IT's official: HTML5 is the way to the future of Open Web

30th October 2014
IT's  official: HTML5 is the  way to the future of Open Web

India will leapfrog to HTML5, say experts
--San Jose ( California, US) and Bangalore, October 30 2014: The World Wide Web Consortium (W3C)   has published a Recommendation of HTML5, the fifth major revision of the format used to build Web pages and applications, and the cornerstone of the Open Web Platform.   This  means  WeC has finally endorsed it as an official standard, even as the technology already is in use in browsers for nearly 2 years. 
With today's publication of the Recommendation, software implementers benefit from Royalty-Free licensing commitments from over sixty companies underW3C's Patent Policy. Enabling implementers to use Web technology without payment of royalties is critical to making the Web a platform for innovation.

So where is HTML5 eventually going to go? India!

"I think it's going to the developing world," Microsoft engineer and W3C HTML Working Group co-chair Paul Cotton told eWEEK. "If you look at the number of users and future users emerging in countries like China, India, and Russia, those are places where there are, in fact, a large number of untapped users, and they are just going to skip to HTML5 as quickly as they can.

For application developers and industry, HTML5 represents a set of features that people will be able to rely on for years to come.
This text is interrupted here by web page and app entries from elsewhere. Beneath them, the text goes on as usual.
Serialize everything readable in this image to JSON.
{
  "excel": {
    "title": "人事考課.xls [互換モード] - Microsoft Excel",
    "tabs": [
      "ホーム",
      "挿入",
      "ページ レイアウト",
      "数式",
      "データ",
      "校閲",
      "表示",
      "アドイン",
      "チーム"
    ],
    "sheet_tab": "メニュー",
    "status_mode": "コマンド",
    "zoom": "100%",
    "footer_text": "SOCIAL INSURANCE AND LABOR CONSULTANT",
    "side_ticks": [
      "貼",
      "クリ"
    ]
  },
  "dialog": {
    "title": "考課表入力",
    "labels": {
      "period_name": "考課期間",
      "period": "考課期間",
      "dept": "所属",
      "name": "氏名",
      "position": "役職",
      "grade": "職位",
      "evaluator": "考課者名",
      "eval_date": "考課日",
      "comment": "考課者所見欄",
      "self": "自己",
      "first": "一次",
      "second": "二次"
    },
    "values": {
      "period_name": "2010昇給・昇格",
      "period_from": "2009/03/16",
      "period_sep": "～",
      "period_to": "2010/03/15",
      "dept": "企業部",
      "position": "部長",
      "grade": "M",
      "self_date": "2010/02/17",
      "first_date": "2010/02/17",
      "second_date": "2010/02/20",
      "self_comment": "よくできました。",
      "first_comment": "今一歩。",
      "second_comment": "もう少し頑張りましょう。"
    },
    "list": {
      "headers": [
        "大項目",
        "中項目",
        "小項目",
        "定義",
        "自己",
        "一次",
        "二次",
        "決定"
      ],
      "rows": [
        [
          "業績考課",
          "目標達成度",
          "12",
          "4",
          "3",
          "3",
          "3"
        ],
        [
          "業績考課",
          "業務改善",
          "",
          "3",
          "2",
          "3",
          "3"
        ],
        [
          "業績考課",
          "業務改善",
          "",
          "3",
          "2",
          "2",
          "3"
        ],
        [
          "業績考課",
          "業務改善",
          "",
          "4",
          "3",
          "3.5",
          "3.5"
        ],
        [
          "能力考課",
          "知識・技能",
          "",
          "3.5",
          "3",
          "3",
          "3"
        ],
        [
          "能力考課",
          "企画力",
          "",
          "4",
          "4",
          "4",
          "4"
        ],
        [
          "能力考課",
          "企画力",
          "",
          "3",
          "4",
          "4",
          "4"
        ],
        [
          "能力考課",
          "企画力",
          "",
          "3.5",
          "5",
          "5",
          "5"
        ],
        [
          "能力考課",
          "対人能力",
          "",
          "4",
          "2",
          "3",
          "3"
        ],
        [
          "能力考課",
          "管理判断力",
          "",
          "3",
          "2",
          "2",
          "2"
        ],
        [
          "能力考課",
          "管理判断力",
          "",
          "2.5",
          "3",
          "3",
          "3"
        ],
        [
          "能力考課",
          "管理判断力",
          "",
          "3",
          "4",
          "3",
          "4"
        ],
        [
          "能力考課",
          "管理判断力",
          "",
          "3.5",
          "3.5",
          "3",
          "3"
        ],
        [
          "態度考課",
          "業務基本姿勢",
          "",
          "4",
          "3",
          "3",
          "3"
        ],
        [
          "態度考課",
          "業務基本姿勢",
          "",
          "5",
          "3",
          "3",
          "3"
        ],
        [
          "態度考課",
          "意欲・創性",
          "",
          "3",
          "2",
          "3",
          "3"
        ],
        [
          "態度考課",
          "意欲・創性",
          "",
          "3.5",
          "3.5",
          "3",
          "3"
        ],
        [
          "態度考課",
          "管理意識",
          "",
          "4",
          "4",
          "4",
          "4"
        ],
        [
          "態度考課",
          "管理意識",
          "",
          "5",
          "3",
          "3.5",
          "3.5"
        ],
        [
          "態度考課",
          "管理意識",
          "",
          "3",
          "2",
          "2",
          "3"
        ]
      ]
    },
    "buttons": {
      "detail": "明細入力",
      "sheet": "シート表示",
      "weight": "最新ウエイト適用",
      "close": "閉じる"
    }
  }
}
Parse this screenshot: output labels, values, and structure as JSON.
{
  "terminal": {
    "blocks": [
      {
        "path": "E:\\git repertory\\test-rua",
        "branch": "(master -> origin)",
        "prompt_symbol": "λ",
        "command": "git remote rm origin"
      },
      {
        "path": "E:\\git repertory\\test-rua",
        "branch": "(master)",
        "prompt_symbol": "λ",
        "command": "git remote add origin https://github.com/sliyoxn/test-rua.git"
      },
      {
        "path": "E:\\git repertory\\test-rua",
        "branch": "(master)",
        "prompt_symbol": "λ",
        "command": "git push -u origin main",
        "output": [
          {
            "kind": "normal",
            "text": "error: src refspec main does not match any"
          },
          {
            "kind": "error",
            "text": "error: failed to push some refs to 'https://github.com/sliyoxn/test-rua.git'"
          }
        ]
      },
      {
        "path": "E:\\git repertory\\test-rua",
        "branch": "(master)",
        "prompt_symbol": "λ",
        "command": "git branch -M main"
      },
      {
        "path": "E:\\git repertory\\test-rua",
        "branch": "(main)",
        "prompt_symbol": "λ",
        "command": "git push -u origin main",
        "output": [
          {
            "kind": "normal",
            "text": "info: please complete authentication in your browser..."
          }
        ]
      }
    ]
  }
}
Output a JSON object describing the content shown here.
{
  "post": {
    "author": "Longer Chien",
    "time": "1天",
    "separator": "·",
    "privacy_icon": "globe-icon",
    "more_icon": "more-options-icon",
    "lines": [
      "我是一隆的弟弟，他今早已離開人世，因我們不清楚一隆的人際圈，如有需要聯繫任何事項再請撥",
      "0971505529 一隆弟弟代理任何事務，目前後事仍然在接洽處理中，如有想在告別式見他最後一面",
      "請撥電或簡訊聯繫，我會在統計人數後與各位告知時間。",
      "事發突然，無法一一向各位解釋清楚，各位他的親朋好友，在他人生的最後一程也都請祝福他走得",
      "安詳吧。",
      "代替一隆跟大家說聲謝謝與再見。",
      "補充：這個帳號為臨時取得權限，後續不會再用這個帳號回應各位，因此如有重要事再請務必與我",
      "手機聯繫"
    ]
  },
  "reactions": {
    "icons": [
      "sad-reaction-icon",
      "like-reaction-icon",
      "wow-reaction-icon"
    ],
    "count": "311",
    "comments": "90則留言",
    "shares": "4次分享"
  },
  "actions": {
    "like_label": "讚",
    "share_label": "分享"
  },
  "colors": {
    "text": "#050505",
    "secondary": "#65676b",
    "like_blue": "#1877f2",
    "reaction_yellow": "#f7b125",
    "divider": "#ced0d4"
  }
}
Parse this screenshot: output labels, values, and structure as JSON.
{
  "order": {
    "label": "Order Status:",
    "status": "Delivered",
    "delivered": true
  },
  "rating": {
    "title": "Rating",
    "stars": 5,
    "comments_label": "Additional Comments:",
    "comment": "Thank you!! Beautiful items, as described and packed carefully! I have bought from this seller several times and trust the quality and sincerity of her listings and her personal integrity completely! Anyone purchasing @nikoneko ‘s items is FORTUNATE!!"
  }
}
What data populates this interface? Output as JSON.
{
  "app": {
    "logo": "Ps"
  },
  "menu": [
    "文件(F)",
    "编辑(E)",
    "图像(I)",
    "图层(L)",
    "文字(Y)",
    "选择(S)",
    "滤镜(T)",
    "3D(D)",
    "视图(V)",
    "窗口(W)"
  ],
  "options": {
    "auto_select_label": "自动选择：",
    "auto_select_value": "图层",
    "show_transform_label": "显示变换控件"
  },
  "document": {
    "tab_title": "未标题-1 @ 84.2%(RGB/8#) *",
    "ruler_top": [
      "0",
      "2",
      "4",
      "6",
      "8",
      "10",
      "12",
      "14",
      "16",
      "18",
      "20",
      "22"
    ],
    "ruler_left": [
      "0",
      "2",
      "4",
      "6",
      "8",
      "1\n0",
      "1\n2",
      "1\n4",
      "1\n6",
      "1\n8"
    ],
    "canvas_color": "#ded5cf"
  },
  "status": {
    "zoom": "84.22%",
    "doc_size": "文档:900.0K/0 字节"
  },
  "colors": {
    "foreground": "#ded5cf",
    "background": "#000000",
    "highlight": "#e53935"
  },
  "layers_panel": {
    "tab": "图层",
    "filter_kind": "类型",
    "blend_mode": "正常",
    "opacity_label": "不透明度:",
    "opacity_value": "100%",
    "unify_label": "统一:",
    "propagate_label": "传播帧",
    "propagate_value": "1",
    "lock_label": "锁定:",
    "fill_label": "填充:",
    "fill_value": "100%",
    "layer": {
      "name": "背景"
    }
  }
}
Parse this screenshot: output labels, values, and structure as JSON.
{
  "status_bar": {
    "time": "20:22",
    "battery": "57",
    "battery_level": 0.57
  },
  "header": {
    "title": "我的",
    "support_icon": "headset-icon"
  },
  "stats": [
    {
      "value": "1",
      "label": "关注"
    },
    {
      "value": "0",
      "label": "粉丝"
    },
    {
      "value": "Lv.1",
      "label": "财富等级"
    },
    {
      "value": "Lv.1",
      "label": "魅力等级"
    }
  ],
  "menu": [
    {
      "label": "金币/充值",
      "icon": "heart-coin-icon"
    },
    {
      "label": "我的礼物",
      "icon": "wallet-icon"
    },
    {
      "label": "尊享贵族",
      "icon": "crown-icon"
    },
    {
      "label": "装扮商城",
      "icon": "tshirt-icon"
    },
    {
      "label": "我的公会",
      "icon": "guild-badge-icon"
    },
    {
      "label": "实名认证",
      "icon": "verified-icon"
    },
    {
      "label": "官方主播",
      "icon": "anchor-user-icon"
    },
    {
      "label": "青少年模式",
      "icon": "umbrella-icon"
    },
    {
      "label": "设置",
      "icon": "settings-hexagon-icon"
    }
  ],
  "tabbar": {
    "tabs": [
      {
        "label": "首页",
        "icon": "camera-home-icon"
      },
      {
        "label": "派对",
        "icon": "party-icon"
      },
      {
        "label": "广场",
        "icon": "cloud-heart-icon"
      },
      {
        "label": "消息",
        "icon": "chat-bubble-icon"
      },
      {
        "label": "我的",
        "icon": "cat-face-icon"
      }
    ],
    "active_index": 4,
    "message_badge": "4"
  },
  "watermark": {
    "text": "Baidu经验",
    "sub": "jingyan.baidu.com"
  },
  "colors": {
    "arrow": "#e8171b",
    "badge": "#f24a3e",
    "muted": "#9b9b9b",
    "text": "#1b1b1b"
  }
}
HTML5 is now supported on a wide variety of devices, lowering the cost of creating rich applications to reach users everywhere.
"Today we think nothing of watching video and audio natively in the browser, and nothing of running a browser on a phone," said Tim Berners-Lee, W3C Director. "We expect to be able to share photos, shop, read the news, and look up information anywhere, on any device. Though they remain invisible to most users, HTML5 and the Open Web Platform are driving these growing user expectations."
HTML5 brings to the Web video and audio tracks without needing plugins; programmatic access to a resolution-dependent bitmap canvas, which is useful for rendering graphs, game graphics, or other visual images on the fly; native support for scalable vector graphics (SVG) and math (MathML); annotations important for East Asian typography (Ruby); features to enable accessibility of rich applications; and much more.

HTML5 is Widely Deployed
HTML5 has been in use for years. According to a 2014 Vision Mobile Survey, 42% of 10,000 developers surveyed are using the combination of HTML, CSS, and JavaScript for all or part of their mobile applications. Gartner identified HTML5 as one of their top 10 mobile technologies and capabilities for 2015 and 2016, saying HTML5 "will be an essential technology for organizations delivering applications across multiple platforms."
To help achieve the "write once, deploy anywhere" promise of HTML5 and the Open Web platform, during the 22 months since W3C announced the completed definition of HTML5, the W3C community has been adding to the HTML5 test suite, which includes over 100,000 tests and continues to grow.
The World Wide Web Consortium (W3C) is an international consortium where Member organizations, a full-time staff, and the public work together to develop Web standards. W3C primarily pursues its mission through the creation of Web standards and guidelines designed to ensure long-term growth for the Web. The Open Web Platform is a current major focus. Over 400 organizations are Members of the Consortium.